Europe heats up

Deal activity in Europe has picked up this year, with some countries like the UK and France more open to private equity opportunities than others, writes Buchan Scott.

European private equity is back on track after a period of lackluster activity. Successful fundraisings and decent exits from pre-credit crunch acquisitions are demonstrating that private equity is going to be an important part of economic recovery in Europe.

Private equity’s share of the UK M&A market has bounced to the heady levels of 2006, up to a handsome 73% in 2010, against just 28% last year. In the UK, average deal values, according to KPMG, are back to 2006 levels of around £180m. In Q2 2010, 95 deals fetched average multiples of more than 11x EBITDA. In France, private equity’s M&A share is up to 64% in the third quarter of 2010, according to CFNews, with a large proportion of high profile deals also trading at 11x EBITDA, according to Argos Mid-Market Index for June 2010.

But activity is not spread across the board and cultural norms persist.

Compared to the rest of Europe, a two-tiered private equity market has emerged in the UK and France – the most developed buyout markets in Europe – while Germany and Italy remain far more averse to changes in business ownership.

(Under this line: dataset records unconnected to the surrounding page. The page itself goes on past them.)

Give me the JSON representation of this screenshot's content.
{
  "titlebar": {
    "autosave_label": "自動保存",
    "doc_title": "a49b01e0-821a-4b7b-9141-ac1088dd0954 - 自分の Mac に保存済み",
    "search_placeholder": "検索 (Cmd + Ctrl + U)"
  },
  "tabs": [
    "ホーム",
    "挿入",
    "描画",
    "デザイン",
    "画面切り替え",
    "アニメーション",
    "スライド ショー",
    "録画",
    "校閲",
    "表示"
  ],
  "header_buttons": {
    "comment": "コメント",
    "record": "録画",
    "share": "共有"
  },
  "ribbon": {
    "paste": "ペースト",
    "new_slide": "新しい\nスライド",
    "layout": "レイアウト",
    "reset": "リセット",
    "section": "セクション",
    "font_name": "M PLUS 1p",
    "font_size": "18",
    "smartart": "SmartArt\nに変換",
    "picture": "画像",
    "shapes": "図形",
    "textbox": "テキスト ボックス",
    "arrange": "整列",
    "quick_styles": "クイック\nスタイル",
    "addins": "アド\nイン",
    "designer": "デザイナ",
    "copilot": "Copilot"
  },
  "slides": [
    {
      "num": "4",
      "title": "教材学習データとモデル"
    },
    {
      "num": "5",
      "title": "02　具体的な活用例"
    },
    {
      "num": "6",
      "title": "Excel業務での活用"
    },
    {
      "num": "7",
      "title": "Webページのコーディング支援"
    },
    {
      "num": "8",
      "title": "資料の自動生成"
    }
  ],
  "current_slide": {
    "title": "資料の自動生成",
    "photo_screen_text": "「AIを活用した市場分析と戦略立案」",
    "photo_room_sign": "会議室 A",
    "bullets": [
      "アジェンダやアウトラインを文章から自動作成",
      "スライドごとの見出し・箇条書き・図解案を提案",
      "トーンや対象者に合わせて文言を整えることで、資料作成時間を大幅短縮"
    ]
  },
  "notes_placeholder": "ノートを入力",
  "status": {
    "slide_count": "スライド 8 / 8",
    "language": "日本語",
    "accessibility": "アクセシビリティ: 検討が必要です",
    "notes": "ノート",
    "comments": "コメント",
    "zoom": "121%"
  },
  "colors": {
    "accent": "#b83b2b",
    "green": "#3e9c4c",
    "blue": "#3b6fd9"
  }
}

This first tier is made up of larger companies auctioned through competitive processes at racy multiples. Activity is driven by an estimated €137bn (€161 billion; $219 billion) capital overhang of European private equity funds under pressure to invest. The ‘willing sellers’ market, with private equity houses looking to deliver early exits of their best portfolio companies before fundraising, has led to a bubble characterised by pre-Lehman multiples and a record number of secondary and tertiary deals.

The second tier consists of smaller companies acquired outside competitive processes at more moderate multiples. Within this tier, there are many good businesses that aren’t suitable for auctions today, however more attractive pricing is attainable and it is traditionally where, in previous downturns, excellent post-recession vintages have been formed. The trick is to find these businesses and develop them, so that they can be made auctionable in the near future.

The four acquisitions Duke Street has completed so far this year have been in this second tier- completed outside competitive processes at an aggregate multiple of 5x EBITDA. Results can be rewarding – the four businesses we’ve sold post-Lehman were at an aggregate 9x EBITDA.

Naturally, some countries are more pre-disposed to private equity than others. Post-downturn, the UK and France have been the most active players in Europe. France in particular, has had a good downturn. Its socialist legacy has meant that it never became overheated or overly cooled as a market. The huge weight of civil servants and the low household debt levels are strong shock absorbers for French consumer demand.

Also, the main reason for heightened UK and French private equity activity is the propensity for close links to managers, especially useful when acquiring companies off market. Experienced UK and French managers are more predisposed to partnering with private equity in smaller companies than in other European countries.

Germany has the potential to be a huge market for private equity, but experienced German managers are pre-disposed to being executives in large, established groups or to stay in family-owned companies, than to partner with a buyout house. In Italy, the family-owned company is still very important. Managers prefer not to partner with foreign financial investors and instead keep it in the family.

A strong, hands-on operational model is key to yielding absolute returns for PE holders, via a transformational approach. The focus on value creation is even more important as GDP in Western Europe is likely to grow moderately over the next couple of years, addressing the challenge of achieving high growth in a low growth environment.

UK and France are expected to at least maintain or increase current private equity deal activity for some time to come and, for those managers not turned off by complex deals and ready to get their hands dirty to transform a company, there is a clear path to strong returns.

Buchan Scott is a partner with Duke Street.